● GOAL OF THE EXERCISE: Pull each line holding "from" out of the entries below.

--- PROVIDED ENTRIES Enclosed Below ---

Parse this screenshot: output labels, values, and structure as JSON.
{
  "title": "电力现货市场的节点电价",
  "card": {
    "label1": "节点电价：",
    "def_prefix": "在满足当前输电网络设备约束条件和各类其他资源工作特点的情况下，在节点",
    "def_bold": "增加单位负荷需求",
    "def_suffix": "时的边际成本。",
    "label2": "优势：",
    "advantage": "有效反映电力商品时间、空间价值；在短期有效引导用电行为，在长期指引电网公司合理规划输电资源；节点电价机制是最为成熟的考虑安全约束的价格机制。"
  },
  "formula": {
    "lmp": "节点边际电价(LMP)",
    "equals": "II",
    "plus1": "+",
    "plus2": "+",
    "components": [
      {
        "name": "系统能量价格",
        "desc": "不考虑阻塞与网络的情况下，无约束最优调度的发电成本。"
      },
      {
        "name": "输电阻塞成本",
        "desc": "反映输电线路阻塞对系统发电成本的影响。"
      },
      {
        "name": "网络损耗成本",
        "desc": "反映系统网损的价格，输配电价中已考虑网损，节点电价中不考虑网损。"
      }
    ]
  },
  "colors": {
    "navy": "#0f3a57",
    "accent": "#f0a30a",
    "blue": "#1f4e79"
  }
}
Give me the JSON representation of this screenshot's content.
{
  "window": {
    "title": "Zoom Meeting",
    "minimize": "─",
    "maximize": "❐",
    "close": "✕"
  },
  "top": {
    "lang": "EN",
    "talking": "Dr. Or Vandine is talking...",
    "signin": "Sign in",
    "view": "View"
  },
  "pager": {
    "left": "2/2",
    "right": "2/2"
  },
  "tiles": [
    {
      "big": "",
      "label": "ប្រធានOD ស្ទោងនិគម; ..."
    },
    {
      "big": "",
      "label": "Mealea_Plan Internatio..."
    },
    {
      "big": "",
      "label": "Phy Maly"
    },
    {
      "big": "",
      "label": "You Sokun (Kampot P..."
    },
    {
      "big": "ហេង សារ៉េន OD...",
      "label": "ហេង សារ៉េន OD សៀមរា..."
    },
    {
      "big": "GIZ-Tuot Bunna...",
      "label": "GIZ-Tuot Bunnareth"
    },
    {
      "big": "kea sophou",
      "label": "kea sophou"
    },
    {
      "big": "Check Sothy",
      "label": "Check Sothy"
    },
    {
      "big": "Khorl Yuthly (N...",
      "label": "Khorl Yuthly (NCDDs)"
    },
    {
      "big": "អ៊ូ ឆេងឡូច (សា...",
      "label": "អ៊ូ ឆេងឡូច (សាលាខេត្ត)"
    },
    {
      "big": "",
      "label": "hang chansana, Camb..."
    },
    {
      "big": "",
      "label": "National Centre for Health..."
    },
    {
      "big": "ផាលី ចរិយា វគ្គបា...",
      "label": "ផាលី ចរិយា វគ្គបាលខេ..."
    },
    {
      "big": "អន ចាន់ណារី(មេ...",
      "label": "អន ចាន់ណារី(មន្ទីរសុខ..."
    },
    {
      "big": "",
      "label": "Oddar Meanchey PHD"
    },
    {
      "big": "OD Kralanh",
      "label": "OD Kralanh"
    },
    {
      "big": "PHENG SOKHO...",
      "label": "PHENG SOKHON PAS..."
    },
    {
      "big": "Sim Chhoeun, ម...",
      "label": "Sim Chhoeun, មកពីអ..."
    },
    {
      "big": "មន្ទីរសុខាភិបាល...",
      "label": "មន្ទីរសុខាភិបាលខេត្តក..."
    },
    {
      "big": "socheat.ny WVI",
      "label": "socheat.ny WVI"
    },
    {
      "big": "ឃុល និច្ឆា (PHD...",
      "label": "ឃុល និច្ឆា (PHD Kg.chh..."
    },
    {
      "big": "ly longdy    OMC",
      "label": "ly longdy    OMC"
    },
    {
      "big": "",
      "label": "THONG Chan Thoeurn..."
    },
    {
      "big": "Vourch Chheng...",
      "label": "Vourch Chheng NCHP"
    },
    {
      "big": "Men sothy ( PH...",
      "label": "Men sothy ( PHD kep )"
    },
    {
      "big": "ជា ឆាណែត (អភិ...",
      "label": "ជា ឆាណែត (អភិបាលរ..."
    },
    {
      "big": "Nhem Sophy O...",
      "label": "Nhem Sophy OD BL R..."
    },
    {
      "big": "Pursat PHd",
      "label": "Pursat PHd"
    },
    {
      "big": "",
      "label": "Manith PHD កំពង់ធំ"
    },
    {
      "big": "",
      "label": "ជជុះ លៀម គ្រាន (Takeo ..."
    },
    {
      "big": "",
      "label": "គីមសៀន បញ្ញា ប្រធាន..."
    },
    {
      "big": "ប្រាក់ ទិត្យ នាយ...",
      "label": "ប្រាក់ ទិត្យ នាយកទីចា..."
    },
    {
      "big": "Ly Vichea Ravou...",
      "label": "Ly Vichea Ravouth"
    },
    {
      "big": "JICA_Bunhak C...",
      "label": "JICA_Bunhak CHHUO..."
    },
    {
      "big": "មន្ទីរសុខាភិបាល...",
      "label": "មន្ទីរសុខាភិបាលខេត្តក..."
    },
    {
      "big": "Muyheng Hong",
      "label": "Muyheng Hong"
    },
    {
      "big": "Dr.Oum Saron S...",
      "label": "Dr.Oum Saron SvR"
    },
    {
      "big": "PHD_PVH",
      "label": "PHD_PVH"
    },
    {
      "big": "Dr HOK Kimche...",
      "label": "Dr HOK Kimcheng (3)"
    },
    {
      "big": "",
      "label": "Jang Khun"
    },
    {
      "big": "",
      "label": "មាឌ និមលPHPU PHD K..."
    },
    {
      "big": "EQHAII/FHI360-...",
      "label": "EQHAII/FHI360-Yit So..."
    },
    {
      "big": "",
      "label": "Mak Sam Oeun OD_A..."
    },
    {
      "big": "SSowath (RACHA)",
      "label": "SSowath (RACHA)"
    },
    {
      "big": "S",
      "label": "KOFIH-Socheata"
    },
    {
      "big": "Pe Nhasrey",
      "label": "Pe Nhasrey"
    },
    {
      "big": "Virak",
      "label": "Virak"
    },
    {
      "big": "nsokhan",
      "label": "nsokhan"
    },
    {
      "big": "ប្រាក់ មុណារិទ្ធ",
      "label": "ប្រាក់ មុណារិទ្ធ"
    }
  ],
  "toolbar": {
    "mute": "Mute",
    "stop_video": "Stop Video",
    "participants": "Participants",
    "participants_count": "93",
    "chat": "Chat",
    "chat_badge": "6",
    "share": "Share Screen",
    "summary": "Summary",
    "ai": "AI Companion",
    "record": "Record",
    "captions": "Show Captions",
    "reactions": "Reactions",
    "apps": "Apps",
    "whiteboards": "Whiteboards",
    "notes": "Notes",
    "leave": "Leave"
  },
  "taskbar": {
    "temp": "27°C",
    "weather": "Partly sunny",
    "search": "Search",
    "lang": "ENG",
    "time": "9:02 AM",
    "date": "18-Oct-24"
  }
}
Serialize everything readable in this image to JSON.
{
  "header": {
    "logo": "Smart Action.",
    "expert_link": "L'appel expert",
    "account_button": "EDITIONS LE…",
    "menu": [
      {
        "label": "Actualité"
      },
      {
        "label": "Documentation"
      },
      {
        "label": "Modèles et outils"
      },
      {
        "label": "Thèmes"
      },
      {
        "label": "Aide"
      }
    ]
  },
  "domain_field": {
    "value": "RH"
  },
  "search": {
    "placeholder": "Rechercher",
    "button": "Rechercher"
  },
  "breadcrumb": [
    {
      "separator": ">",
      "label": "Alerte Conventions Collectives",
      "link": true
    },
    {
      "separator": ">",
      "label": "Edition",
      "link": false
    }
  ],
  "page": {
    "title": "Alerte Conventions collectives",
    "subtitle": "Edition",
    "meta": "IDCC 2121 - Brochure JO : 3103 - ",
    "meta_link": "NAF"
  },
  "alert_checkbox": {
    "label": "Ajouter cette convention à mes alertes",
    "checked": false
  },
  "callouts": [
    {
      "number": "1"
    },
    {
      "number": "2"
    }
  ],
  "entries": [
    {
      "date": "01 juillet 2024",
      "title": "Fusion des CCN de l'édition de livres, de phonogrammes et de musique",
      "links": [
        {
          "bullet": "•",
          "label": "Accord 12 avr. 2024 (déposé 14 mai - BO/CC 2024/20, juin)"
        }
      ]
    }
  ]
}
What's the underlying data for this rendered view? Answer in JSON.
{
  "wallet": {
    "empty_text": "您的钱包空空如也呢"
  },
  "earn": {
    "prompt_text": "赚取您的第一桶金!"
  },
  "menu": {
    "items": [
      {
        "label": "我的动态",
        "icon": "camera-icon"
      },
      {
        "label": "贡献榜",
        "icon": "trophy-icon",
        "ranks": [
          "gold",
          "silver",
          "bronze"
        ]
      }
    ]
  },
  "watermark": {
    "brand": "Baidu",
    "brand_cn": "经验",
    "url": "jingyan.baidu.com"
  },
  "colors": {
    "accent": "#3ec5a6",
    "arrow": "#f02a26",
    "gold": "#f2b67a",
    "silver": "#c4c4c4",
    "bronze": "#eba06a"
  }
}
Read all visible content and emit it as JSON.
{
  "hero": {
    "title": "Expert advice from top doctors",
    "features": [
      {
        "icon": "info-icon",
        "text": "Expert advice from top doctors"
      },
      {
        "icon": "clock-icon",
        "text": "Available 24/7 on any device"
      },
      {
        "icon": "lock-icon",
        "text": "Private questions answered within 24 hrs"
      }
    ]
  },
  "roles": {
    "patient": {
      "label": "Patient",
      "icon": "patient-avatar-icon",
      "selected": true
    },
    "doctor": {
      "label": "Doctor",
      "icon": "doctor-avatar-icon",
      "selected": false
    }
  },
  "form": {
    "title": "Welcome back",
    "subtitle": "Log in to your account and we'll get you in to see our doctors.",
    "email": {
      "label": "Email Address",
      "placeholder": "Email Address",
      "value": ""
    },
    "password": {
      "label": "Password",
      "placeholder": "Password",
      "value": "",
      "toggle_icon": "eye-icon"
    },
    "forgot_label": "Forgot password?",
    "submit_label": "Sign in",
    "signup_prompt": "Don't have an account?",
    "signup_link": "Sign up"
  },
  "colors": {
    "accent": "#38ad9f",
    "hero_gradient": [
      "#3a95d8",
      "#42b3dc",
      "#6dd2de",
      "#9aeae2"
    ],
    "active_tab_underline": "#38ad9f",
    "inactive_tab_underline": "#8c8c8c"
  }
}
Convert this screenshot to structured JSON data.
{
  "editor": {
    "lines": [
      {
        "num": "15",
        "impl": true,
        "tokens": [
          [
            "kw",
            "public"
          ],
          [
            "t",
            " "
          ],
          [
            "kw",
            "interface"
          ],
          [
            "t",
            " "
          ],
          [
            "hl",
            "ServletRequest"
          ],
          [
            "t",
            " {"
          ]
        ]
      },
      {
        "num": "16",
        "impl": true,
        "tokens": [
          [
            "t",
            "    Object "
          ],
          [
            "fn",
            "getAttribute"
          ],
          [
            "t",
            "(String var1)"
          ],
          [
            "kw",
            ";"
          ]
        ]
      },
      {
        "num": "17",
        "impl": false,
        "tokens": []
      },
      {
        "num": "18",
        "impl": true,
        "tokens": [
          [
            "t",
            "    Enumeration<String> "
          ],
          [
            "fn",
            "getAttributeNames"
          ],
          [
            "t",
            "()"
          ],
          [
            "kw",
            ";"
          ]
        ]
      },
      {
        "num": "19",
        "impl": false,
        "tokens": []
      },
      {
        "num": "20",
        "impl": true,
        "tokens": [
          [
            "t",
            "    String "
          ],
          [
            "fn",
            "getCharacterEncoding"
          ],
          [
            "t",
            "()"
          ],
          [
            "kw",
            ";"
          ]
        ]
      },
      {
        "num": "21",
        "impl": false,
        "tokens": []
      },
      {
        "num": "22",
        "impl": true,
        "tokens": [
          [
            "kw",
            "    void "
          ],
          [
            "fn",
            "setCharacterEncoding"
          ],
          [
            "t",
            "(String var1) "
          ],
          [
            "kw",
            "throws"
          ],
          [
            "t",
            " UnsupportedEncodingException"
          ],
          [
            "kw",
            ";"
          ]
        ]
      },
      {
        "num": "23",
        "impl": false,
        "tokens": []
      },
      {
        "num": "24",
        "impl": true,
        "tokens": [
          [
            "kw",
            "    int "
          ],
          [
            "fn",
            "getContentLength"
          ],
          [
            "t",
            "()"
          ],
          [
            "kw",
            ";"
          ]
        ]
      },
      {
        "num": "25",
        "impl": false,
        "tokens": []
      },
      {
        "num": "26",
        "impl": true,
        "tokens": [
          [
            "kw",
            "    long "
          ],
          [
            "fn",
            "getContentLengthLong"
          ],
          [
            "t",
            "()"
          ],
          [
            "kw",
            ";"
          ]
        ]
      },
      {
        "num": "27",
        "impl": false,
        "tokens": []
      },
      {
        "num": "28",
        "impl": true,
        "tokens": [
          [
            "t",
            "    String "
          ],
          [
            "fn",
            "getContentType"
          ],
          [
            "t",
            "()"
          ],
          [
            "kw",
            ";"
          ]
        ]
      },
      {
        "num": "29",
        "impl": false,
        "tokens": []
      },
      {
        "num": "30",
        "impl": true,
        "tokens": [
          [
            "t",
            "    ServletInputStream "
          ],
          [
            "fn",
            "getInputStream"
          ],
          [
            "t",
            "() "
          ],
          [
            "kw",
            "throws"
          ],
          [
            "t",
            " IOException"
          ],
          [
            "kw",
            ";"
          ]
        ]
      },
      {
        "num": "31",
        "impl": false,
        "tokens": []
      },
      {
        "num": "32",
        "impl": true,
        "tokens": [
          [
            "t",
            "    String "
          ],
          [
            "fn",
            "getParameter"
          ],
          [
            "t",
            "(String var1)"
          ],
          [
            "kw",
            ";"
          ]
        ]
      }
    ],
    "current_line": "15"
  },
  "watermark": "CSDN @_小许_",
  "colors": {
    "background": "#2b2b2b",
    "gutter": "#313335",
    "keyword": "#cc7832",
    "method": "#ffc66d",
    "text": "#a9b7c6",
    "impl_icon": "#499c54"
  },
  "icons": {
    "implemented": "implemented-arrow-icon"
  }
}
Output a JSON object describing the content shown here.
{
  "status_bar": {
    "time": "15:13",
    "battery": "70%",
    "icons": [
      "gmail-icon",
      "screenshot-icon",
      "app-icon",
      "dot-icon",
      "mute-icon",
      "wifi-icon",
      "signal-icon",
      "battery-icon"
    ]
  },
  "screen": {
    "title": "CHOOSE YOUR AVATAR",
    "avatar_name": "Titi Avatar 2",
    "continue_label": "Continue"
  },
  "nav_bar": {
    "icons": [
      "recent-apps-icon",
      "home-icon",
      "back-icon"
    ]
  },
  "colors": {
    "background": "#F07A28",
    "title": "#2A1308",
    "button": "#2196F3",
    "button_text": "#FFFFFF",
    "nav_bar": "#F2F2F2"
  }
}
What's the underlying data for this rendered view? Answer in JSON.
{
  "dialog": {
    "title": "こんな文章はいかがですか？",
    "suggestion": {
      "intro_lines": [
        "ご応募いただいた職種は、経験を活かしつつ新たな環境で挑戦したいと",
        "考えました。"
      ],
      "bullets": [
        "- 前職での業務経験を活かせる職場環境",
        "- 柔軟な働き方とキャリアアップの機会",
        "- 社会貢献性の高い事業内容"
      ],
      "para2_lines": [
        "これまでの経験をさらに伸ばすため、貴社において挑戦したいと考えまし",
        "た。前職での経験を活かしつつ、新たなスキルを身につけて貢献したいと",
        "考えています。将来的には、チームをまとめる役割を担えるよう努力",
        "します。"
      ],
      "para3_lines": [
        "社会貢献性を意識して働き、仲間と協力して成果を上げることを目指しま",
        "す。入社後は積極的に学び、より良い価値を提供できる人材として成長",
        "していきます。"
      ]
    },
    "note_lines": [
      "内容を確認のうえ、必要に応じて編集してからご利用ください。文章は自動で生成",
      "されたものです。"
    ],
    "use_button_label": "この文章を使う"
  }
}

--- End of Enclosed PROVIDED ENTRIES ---

● TASK OUTPUT:
    "title": "Expert advice from top doctors",
        "text": "Expert advice from top doctors"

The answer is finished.